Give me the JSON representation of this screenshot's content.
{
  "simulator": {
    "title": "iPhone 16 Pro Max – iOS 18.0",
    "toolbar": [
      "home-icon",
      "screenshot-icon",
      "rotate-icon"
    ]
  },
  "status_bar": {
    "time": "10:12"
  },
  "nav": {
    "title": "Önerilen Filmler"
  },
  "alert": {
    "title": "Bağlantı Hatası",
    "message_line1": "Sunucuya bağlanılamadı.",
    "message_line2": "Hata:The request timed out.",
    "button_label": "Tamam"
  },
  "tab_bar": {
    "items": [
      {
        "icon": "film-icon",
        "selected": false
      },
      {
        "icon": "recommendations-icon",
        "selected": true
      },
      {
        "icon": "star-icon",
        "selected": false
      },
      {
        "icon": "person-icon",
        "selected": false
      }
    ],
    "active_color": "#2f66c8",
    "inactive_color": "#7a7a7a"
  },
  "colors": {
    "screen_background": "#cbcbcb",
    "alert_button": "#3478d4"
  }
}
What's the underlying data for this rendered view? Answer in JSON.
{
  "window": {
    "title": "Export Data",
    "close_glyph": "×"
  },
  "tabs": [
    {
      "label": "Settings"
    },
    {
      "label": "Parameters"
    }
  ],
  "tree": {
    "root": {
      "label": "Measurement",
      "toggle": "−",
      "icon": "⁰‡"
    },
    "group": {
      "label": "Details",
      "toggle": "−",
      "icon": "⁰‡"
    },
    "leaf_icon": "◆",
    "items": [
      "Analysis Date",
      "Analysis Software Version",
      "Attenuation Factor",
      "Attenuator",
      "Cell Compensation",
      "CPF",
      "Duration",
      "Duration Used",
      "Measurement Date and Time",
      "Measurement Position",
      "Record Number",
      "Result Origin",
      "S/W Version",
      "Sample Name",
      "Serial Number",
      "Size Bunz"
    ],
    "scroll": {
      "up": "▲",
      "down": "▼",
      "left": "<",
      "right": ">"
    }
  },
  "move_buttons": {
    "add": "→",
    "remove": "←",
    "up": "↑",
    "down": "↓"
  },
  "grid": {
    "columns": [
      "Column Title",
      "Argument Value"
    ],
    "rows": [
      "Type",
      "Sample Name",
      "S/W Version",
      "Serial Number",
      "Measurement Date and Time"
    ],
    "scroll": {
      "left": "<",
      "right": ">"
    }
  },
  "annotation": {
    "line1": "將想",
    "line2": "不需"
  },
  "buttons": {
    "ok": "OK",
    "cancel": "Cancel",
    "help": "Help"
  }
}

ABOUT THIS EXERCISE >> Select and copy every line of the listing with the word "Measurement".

SOLUTION TO THIS TASK >>
      "label": "Measurement",
      "Measurement Date and Time",
      "Measurement Position",
      "Measurement Date and Time"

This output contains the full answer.